((

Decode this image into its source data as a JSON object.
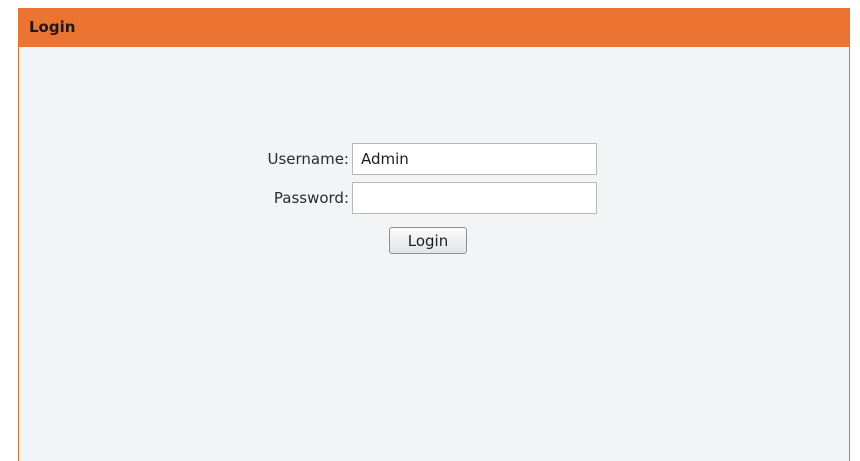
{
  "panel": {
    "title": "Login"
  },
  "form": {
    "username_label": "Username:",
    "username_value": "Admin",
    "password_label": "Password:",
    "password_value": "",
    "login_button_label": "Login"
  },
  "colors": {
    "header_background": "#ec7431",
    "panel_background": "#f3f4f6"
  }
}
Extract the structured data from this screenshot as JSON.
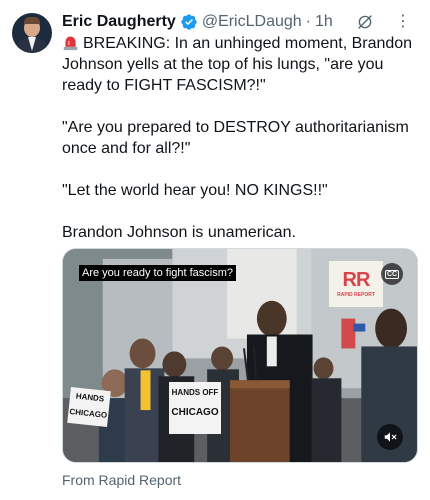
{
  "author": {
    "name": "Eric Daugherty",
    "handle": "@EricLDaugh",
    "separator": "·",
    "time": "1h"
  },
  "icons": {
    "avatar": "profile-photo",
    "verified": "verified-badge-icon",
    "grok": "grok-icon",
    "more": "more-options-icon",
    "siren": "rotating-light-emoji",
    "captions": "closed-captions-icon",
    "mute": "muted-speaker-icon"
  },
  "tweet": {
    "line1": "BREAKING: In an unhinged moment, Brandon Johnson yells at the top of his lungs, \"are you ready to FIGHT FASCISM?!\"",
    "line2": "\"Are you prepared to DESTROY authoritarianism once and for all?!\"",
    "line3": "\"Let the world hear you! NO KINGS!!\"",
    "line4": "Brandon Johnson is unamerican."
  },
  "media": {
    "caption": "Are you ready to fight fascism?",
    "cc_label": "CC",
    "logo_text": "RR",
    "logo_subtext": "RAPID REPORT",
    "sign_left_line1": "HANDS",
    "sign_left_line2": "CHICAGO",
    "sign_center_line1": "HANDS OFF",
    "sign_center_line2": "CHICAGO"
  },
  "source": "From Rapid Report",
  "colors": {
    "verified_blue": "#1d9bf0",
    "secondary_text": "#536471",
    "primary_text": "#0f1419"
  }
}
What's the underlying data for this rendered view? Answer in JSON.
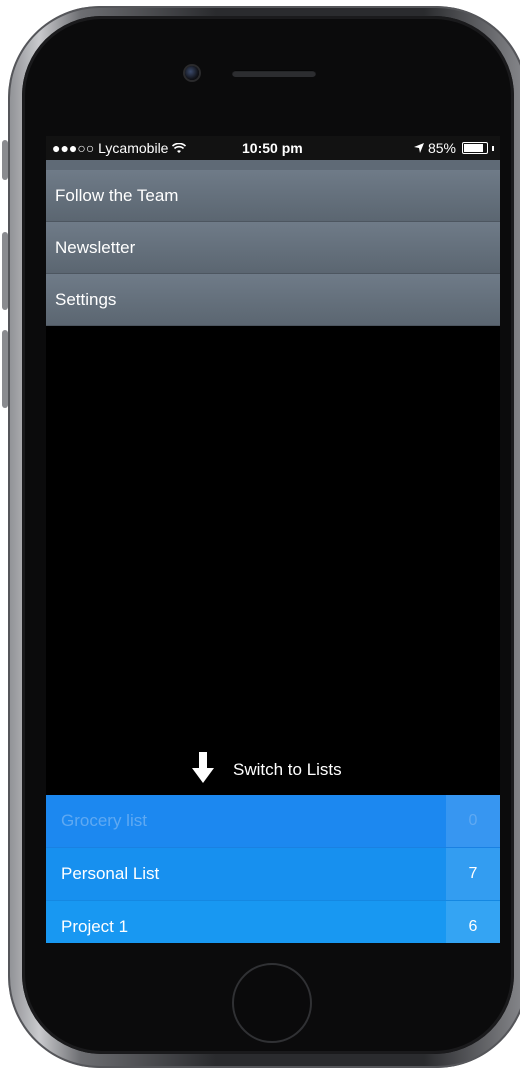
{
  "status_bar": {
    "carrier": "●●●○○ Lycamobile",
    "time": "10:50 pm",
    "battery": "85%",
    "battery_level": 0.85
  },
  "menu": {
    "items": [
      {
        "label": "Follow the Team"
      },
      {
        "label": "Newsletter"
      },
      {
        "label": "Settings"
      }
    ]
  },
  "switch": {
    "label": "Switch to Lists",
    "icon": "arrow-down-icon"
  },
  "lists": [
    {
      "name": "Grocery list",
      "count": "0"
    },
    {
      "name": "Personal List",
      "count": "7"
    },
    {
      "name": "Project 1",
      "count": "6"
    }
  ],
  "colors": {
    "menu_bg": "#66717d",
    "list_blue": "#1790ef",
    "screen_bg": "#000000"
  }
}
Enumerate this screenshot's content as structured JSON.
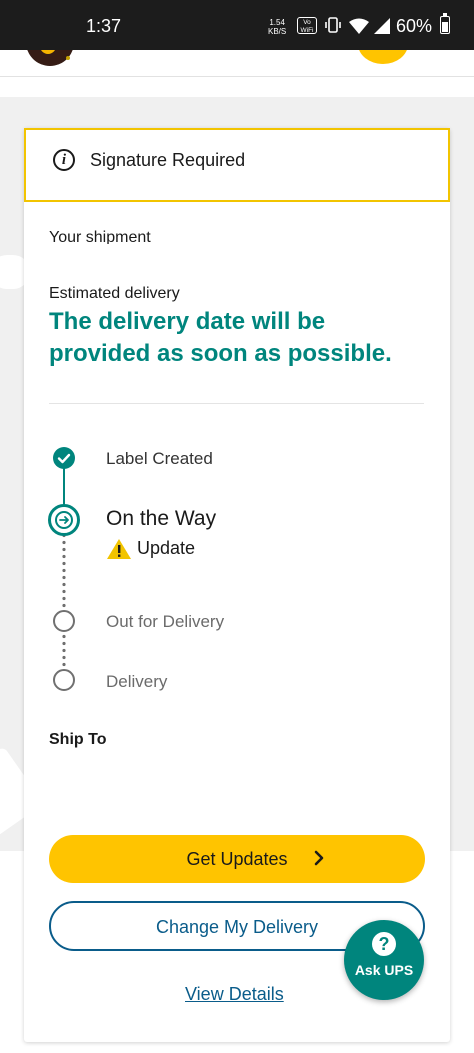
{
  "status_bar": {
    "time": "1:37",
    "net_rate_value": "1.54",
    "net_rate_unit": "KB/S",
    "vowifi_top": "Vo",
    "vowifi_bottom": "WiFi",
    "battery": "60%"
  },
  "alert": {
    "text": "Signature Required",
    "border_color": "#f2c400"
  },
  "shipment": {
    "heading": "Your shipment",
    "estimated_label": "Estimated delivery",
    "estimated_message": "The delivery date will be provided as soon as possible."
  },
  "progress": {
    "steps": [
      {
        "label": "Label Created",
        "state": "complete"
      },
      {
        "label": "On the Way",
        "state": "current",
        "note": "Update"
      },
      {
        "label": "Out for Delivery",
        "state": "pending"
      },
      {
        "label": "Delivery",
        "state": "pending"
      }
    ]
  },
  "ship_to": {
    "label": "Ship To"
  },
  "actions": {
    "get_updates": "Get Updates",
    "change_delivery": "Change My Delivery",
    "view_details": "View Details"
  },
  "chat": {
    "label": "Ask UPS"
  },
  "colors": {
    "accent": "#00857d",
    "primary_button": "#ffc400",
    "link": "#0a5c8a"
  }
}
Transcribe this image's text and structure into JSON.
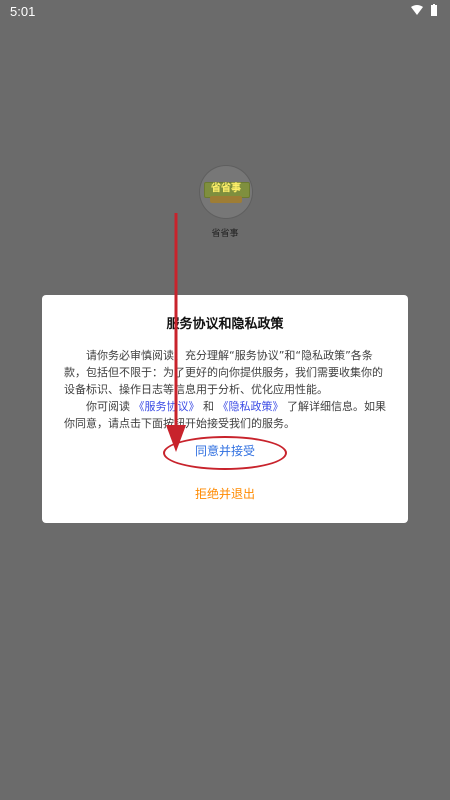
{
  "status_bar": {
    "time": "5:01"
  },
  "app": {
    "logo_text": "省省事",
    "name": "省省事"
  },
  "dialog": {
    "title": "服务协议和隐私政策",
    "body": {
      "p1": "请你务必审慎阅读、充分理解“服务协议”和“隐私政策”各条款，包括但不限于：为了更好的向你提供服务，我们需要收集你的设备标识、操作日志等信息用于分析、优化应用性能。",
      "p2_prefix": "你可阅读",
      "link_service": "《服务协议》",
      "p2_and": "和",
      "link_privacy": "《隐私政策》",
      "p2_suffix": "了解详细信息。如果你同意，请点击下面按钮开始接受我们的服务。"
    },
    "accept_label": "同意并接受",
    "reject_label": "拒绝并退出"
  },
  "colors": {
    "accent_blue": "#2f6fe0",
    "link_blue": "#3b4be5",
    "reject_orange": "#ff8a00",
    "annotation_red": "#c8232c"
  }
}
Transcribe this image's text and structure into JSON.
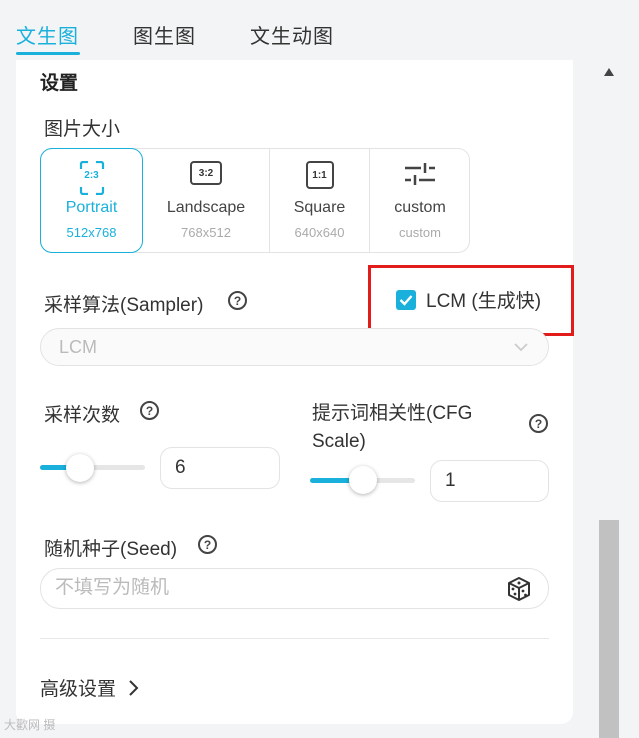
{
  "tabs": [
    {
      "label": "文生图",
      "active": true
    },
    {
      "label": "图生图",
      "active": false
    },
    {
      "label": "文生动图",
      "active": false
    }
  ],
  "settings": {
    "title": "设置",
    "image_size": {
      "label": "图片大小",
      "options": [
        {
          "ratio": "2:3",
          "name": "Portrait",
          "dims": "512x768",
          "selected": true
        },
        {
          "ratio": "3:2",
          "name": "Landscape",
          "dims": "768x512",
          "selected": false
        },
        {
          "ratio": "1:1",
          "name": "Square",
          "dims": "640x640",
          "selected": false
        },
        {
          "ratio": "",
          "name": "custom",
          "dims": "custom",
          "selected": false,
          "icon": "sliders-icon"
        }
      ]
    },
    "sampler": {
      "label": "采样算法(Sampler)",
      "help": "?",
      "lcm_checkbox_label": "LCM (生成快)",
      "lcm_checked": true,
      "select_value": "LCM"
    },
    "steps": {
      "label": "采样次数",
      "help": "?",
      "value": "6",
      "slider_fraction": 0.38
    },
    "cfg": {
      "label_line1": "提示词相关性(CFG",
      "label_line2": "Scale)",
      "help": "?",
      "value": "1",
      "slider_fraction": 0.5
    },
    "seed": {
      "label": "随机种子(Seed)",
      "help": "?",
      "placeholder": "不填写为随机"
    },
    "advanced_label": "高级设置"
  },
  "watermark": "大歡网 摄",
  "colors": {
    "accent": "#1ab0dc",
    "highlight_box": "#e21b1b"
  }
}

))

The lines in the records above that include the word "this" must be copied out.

Decode this image into its source data as a JSON object.
Extract the structured data from this screenshot as JSON.
What's the underlying data for this rendered view? Answer in JSON.
Enumerate this screenshot's content as structured JSON.
Transcribe this image's text and structure into JSON.
Transcribe this image's text and structure into JSON.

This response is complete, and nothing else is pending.